Whatever happened behind the scenes between 2014 and now, architectural renderings played a role in the sense of dashed expectations. Renderings are now so advanced that they can combine a photographic level of verisimilitude with Hollywood CGI. The buildings in renderings are like real buildings, only better (they glow!). 

Renderings are used more and more as a selling tool, and they’re shared with the public earlier and earlier in the design process. This is especially true of sports facilities, since team owners need to woo officials for support and, often, funding. The sexier the concept they present, the better their chances of getting a deal. 

Early-concept renderings seem particularly badly suited to urban infill development, where projects are more likely to run up against constraints that will shift the final design. That’s what happened at Buzzard Point: The designers had to cram the stadium bowl into a narrow site and grappled with a Pepco easement on one side, as well as accommodating a mid-course request to keep First Street SW open. 

Ideally, renderings would be used judiciously on urban infill projects that are seeking public funding or incentives. Why couldn’t designers and developers stick to less detailed images at the early stages, so as not to put the cart before the horse? (Oddly, on this project, the early renderings were more detailed than the later ones.) This might also help officials judge an architecture firm on its ideas and track record, rather than the wizardry of its rendering shop. 

Of course, that’s never going to happen. So when we see the first renderings of a sports facility, we should take them with a heap of salt.
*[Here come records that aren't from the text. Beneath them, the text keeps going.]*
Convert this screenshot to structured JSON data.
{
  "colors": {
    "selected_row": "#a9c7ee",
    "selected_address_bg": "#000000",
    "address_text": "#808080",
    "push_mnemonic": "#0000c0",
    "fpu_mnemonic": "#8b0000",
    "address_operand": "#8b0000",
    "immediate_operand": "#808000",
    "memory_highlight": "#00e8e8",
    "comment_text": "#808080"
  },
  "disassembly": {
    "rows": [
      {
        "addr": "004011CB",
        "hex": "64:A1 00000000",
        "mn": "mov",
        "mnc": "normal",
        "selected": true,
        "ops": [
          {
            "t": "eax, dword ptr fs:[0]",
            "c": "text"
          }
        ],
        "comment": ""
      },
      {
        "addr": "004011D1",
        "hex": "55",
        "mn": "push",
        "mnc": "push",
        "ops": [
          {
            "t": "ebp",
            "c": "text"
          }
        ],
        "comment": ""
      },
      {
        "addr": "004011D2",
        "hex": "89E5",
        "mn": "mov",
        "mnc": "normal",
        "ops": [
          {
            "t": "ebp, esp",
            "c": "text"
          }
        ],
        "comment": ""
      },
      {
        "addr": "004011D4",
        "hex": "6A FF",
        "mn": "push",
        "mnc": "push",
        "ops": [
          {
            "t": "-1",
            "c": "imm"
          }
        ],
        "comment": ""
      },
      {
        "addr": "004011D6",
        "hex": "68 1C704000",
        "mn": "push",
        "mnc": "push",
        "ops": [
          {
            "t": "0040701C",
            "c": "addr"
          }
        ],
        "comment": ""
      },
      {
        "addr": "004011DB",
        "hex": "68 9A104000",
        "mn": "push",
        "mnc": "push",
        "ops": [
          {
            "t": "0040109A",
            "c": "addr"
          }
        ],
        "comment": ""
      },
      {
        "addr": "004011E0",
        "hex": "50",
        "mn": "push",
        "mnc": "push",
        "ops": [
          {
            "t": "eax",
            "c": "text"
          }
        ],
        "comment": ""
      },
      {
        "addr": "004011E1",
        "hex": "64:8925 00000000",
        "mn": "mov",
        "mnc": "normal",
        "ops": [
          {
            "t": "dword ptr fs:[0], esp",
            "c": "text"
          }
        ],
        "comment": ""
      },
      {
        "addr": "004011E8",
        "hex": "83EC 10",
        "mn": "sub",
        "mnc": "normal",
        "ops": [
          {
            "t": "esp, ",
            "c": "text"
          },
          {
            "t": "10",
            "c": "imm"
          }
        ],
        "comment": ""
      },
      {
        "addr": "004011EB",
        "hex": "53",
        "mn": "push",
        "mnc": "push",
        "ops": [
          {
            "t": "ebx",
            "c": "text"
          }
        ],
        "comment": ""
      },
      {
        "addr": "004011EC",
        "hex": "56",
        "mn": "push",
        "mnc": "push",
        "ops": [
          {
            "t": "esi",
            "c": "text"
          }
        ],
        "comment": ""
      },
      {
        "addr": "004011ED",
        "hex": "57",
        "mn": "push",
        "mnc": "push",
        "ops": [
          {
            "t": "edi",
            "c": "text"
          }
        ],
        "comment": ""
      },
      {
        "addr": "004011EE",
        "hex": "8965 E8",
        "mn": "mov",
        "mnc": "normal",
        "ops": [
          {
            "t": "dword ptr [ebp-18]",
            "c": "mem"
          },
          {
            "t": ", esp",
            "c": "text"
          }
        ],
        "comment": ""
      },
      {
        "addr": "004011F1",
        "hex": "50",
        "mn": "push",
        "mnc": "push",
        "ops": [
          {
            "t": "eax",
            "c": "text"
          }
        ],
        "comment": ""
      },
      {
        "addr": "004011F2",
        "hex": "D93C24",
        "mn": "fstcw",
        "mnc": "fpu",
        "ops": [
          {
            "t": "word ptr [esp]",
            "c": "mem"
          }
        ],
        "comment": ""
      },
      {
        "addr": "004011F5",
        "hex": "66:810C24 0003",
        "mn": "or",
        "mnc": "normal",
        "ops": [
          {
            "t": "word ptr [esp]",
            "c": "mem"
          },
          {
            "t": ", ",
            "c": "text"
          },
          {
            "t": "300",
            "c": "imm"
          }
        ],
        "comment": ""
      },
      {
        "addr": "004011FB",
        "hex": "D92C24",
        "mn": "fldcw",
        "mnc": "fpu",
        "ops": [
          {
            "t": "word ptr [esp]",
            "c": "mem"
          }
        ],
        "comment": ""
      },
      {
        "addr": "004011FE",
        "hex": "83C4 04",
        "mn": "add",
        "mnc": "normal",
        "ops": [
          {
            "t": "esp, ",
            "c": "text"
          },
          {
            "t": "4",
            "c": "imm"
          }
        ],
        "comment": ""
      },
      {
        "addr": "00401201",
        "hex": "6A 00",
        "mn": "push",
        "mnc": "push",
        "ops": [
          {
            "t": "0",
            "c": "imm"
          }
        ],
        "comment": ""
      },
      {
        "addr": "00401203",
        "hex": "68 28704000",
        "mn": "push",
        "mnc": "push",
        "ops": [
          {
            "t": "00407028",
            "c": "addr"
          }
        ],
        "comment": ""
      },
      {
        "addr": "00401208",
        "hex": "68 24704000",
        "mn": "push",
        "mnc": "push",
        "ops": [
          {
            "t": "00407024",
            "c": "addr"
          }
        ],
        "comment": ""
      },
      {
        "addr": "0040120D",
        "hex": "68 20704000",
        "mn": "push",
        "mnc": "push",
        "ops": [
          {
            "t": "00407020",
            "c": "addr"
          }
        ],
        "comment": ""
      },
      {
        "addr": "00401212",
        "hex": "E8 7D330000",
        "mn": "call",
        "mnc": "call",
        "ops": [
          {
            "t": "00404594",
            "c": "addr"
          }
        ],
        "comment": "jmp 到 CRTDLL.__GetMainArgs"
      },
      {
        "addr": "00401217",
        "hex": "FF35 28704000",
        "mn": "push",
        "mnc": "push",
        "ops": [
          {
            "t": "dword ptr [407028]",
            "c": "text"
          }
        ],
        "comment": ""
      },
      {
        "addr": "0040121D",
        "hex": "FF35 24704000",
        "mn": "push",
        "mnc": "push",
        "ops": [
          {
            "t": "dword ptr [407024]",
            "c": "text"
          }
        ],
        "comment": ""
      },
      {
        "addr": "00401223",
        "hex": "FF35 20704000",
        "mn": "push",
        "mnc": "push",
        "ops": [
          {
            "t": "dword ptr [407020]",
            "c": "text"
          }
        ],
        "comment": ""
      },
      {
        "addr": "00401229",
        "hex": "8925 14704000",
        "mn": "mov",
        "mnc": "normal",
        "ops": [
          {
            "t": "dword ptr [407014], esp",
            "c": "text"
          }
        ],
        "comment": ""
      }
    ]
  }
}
Earlier this year, splashy renderings of the future Washington football stadium were released not only before design of that stadium had properly begun, but before a site—a state, even—had been chosen for it. Wherever it ends up being built, I wouldn’t get too excited about rappelling down the outside or surfing in the moatlike the people in the renderings do.